Issuing Body

Mississippi State University


Randal Campbell

Committee Member

Claudia Williamson

Committee Member

Brandon Cline

Committee Member

Cheng Li

Committee Member

Travis Wiseman

Date of Degree


Original embargo terms


Document Type

Dissertation - Open Access


Applied Economics

Degree Name

Doctor of Philosophy


College of Business


Department of Finance and Economics


The literature has shown that aggregate aid is mostly ineffective (Doucouliagos and Paldam, 2011). However, new studies on foreign aid also show that the effect of aid depends on both aid type and the donor type (Clemens et al., 2012; Isaksson and Kotsadam, 2018). Thus, the first essay investigates the impact of education aid on educational outcomes. The study uses panel data for 83 developing countries from 2000-2014 to examine World Bank education aid. The results suggest that there is no robust evidence that education aid is effective in improving educational outcomes. The paper finds some evidence that aid improves enrollment rates in primary and secondary but not tertiary education. The results show that aid's effectiveness is determined, to a large extent, by the type of aid and the economic outcomes aid targeted. Likewise, the second essay examines whether specific types of aid are more effective across different donors. The study uses factor analysis to separate aid flows into interpretable categories, economic purposes, social purposes, and infrastructure. In addition, the study compares three donors, the World Bank, the U.S., and China. Examining the growth effect of each aid type for each donor shows that the impacts depend on aid type. All the aid types are positive irrespective of the donor, though only the U.S. aid types show some improvements economic growth. The Chinese economic aid is a complement of the World Bank economic aid. However, the Chinese social aid and the World Bank social aid are both substitutes.
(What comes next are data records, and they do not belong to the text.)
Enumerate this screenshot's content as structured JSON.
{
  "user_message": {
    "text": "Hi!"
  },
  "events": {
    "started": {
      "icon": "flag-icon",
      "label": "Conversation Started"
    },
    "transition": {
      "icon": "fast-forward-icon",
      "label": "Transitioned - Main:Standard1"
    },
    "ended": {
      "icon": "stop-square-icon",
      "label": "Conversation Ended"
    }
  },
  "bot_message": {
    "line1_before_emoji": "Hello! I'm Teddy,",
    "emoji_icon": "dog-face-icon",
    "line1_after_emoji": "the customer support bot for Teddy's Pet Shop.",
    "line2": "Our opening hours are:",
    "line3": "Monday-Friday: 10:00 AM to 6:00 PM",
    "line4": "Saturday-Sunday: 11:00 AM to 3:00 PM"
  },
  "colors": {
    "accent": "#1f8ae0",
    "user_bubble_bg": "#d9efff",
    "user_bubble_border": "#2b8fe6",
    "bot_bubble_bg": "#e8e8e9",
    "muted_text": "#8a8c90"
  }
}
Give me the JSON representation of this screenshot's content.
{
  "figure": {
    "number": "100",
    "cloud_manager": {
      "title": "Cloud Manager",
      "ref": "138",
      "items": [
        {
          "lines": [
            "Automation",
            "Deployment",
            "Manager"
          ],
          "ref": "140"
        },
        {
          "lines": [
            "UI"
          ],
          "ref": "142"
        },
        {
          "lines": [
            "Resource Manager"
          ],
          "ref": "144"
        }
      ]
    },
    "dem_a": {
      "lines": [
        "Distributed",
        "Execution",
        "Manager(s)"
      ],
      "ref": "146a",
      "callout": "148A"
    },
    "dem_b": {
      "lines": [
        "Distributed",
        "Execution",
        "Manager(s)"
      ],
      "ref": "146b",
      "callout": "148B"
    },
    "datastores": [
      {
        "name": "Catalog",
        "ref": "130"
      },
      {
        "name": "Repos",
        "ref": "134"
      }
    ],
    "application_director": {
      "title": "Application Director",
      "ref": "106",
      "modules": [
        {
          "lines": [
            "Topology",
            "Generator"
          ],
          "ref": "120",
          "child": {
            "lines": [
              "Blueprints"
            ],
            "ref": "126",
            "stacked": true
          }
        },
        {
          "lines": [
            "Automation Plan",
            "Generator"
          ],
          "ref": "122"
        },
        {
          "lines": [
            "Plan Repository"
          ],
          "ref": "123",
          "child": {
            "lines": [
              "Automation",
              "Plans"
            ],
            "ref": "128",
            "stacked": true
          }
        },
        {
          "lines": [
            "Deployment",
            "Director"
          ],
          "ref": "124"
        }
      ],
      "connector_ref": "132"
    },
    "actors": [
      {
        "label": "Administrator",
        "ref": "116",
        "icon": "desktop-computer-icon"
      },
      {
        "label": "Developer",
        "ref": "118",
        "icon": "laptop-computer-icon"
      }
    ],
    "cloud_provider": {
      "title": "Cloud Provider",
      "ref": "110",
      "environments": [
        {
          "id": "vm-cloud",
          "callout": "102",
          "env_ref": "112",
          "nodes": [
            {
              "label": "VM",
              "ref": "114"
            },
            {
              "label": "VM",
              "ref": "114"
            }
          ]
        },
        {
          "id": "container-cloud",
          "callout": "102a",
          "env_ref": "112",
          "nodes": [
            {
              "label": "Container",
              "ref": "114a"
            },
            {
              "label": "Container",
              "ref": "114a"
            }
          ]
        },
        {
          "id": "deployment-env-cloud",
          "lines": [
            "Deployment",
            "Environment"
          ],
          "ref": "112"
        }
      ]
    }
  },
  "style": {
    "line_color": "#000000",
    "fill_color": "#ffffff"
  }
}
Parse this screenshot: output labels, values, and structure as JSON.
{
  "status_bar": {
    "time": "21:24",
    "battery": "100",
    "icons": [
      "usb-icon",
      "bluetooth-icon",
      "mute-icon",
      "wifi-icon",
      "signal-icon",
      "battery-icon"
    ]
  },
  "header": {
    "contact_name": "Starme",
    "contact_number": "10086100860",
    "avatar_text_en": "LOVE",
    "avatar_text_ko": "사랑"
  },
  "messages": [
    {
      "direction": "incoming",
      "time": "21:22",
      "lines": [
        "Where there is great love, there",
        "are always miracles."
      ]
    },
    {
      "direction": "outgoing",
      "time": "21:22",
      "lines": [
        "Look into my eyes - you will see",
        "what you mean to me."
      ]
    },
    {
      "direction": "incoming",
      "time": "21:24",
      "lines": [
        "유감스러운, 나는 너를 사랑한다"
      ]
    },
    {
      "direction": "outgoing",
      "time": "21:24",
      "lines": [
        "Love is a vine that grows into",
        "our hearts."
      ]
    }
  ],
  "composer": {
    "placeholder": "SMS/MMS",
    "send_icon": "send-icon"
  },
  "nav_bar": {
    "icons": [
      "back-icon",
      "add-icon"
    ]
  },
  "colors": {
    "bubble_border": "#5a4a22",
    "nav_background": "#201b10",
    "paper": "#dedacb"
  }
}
Both studies show that most foreign aid to developing countries is not effective, but disaggregating aid by type can lead to moderate improvements in developing countries.